↓

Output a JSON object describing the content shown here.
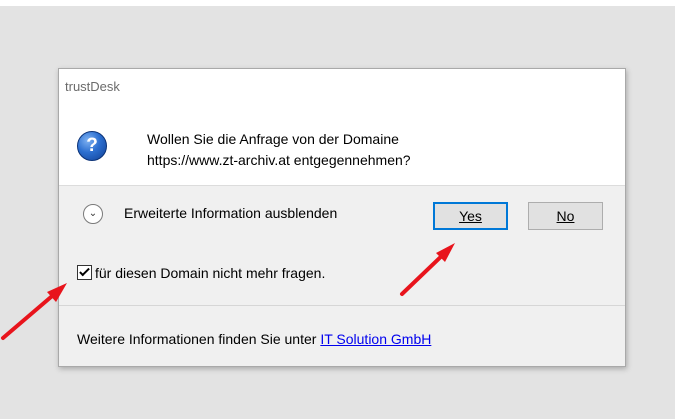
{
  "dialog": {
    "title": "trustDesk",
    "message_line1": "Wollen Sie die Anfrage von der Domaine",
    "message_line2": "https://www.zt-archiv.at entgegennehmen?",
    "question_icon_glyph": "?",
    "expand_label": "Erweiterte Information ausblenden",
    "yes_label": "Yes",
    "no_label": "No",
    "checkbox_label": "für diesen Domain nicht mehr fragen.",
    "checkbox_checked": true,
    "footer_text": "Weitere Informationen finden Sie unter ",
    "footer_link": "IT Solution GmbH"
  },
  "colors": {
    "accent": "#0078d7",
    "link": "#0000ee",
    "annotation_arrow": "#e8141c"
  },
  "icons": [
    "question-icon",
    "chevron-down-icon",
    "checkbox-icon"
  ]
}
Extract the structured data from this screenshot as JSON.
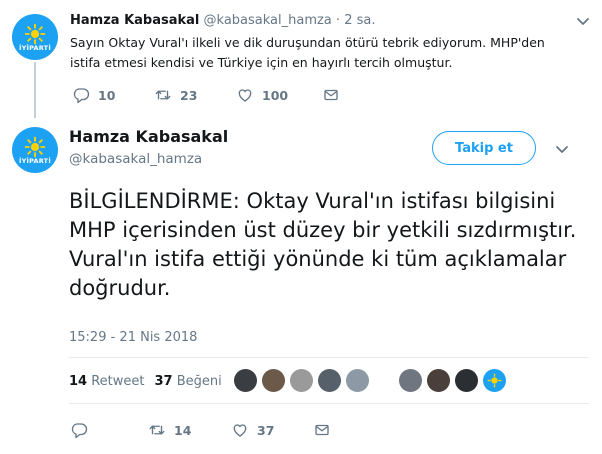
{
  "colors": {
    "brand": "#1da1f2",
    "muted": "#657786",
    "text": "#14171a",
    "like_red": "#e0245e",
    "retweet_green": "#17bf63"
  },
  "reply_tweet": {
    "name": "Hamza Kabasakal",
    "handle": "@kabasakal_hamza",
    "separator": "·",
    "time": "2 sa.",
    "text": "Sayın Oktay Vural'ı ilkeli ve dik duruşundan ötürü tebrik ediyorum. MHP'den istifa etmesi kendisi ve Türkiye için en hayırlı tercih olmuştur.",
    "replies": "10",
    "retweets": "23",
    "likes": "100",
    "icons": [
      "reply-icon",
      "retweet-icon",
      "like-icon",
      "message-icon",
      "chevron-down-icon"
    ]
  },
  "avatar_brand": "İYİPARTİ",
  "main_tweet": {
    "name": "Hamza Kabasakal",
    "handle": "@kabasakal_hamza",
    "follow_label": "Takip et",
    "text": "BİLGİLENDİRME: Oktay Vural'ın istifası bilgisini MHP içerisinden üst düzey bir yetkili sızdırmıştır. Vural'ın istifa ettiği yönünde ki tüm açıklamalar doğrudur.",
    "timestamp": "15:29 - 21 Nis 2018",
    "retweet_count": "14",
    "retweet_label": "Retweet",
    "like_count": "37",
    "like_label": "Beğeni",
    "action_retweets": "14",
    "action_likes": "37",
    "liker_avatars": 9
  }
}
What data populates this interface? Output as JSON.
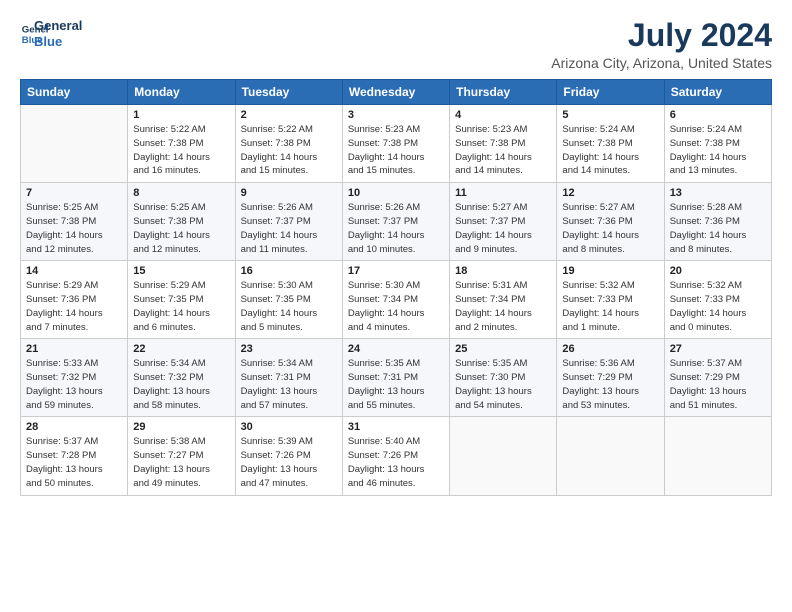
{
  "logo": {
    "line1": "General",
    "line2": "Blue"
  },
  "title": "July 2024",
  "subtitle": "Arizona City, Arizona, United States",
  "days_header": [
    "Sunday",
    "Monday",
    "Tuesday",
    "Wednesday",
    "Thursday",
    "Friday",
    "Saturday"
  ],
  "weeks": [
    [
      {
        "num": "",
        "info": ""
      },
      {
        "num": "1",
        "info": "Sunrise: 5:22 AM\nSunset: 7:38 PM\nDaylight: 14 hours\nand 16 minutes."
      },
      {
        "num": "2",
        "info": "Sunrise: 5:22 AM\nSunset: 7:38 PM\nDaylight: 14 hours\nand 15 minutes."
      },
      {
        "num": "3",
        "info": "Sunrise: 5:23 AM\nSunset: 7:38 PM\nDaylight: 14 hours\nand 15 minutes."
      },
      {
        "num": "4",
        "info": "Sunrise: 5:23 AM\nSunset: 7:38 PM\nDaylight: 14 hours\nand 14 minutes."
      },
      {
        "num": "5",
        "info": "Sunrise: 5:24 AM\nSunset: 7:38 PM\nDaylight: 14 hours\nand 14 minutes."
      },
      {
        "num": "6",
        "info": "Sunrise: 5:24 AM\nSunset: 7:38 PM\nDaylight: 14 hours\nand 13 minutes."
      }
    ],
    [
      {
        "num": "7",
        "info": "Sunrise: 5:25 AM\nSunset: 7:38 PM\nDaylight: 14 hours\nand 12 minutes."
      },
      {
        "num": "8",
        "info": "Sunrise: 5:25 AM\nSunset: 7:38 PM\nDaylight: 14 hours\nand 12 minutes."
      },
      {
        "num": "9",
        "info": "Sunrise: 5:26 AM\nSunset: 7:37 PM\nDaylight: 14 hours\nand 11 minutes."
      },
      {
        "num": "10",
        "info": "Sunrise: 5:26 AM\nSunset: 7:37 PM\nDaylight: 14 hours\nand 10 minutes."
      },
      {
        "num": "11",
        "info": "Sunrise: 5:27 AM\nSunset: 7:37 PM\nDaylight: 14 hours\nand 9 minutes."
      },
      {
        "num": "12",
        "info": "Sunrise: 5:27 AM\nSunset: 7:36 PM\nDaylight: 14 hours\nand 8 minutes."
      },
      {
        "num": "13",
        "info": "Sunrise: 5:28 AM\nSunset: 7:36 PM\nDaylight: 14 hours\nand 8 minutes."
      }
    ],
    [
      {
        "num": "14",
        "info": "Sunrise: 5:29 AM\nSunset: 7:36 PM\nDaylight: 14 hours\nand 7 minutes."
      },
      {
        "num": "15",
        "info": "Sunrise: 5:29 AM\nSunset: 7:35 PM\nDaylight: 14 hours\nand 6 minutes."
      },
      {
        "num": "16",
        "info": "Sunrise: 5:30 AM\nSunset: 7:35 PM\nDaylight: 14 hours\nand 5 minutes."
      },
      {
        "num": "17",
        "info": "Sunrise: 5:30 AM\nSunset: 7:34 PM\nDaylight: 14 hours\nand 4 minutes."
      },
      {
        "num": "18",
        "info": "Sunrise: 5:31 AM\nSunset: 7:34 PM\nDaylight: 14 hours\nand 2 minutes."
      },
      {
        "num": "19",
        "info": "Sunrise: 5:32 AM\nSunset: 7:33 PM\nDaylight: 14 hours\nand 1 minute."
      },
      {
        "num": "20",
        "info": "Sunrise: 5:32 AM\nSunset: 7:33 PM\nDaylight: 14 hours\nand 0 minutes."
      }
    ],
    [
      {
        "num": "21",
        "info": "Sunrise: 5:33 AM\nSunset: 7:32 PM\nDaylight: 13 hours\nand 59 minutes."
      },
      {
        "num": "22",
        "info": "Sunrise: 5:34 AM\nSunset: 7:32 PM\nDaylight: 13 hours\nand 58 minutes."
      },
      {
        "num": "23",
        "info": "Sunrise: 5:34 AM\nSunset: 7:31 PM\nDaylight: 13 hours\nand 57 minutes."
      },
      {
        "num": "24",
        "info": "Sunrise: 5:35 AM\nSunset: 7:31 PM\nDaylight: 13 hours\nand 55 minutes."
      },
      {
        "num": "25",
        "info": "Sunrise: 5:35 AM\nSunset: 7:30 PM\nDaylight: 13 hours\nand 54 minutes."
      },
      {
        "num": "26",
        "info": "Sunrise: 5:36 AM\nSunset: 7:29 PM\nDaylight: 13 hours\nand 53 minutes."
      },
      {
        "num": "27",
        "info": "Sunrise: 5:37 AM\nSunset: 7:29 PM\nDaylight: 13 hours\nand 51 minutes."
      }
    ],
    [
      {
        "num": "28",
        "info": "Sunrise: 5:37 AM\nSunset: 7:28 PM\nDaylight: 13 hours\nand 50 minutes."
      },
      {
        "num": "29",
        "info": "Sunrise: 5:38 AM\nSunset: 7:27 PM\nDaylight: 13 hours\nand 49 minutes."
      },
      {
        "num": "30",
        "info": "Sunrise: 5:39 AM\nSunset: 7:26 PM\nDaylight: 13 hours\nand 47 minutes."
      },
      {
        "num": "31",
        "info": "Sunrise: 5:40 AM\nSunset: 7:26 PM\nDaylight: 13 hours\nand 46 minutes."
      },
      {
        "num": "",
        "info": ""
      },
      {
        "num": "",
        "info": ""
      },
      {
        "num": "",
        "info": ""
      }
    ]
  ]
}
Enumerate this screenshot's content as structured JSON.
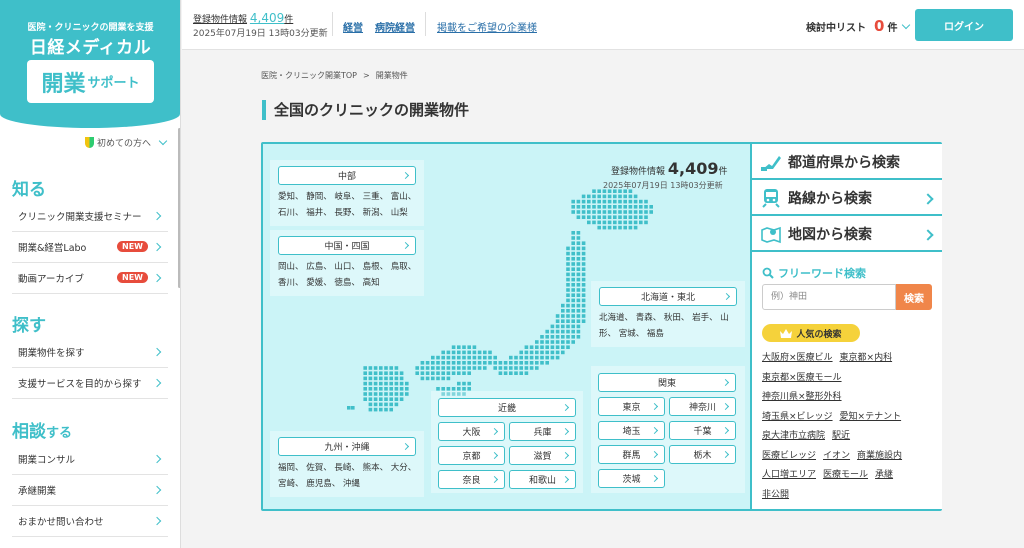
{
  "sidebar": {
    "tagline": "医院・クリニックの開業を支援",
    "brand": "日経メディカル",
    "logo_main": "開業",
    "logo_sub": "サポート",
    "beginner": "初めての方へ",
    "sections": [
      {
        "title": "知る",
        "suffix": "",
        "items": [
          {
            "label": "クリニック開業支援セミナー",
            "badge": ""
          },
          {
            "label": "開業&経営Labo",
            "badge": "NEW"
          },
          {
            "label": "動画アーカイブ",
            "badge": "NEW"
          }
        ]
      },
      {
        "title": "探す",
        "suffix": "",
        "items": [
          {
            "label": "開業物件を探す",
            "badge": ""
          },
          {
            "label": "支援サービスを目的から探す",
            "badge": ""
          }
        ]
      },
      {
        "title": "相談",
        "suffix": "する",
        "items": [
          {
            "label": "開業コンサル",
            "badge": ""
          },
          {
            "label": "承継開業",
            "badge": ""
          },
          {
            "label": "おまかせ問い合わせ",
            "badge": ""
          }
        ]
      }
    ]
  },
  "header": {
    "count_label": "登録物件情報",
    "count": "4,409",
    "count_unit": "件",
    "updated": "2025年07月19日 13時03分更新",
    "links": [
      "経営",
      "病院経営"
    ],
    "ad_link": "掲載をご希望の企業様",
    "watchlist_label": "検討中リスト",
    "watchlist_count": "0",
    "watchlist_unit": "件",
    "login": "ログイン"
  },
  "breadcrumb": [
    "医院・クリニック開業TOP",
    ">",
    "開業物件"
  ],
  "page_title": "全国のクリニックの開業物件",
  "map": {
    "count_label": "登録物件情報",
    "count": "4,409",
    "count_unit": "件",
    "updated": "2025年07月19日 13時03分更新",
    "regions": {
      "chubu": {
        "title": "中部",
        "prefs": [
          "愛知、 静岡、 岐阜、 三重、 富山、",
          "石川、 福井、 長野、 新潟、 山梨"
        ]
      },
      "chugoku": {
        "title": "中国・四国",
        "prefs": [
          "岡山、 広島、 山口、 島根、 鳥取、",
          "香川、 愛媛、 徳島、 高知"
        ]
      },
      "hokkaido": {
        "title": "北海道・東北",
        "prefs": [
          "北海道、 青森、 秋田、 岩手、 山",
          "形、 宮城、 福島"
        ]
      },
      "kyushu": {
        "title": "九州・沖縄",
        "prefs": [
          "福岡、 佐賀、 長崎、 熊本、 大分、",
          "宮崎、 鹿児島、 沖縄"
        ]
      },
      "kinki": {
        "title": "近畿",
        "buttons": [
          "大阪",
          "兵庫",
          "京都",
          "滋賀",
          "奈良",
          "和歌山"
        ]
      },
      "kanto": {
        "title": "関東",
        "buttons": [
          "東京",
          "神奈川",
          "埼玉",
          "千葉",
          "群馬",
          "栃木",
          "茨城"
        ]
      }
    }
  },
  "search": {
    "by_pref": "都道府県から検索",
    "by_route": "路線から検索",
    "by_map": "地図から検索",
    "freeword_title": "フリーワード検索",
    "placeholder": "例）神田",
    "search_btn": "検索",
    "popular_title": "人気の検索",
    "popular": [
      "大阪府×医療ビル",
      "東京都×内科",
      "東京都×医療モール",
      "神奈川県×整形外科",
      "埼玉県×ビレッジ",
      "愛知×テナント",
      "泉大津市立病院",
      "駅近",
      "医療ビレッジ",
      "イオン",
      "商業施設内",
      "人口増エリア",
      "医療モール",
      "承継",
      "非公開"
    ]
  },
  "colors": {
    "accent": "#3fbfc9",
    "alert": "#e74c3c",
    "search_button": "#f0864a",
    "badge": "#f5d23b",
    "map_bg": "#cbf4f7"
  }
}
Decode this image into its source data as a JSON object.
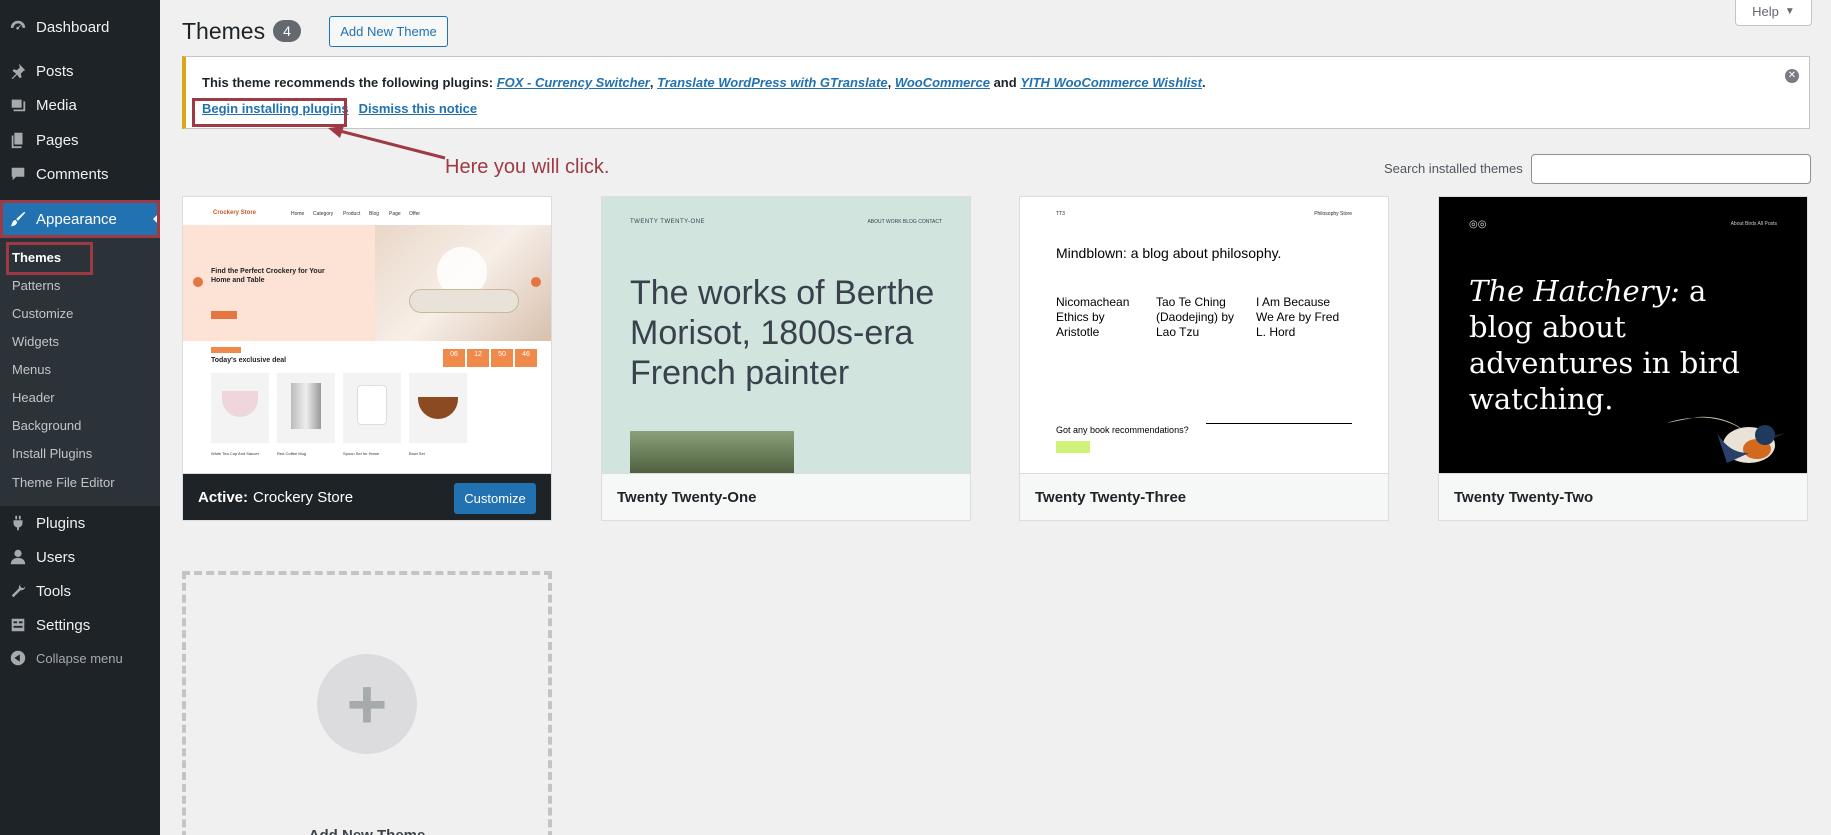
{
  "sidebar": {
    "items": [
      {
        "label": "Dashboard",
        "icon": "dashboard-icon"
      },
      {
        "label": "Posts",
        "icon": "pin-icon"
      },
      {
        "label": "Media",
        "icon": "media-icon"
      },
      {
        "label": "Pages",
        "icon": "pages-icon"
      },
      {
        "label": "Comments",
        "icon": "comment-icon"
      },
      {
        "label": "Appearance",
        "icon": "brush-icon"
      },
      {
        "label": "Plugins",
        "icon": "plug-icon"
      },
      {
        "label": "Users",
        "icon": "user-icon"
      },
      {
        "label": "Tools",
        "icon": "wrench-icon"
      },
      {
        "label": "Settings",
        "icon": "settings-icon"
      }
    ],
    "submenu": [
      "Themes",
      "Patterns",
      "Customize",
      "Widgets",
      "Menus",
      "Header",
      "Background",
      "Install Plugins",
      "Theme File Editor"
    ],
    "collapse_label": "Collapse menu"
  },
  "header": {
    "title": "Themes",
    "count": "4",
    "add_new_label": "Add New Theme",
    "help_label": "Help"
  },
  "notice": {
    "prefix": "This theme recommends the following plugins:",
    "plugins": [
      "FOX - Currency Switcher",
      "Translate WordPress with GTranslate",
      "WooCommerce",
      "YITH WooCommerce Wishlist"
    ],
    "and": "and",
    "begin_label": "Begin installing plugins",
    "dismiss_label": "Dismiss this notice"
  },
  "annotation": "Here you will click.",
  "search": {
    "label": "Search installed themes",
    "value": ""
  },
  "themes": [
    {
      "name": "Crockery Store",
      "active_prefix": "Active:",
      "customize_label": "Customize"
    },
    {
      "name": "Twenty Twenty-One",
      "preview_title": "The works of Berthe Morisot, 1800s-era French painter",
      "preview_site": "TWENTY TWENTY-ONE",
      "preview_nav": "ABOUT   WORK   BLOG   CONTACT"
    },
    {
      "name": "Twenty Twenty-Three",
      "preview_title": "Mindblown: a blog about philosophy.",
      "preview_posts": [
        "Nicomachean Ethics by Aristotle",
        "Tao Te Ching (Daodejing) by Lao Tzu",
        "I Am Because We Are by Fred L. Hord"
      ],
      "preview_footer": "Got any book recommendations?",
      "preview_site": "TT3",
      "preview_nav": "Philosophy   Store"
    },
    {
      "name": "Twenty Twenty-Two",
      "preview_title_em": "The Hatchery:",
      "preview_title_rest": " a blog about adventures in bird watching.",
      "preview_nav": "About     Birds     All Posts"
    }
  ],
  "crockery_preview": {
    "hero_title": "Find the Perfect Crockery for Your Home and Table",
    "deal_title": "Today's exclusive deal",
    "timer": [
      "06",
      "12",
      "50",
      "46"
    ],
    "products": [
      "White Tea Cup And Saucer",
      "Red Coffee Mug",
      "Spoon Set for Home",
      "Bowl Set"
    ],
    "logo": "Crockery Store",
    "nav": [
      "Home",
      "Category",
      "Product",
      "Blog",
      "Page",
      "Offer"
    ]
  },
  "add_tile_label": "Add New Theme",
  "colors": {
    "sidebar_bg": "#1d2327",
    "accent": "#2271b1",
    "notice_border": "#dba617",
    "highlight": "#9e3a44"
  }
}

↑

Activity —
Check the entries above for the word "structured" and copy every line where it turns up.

Reply to the task —
Extract the structured data from this screenshot as JSON.
Enumerate this screenshot's content as structured JSON.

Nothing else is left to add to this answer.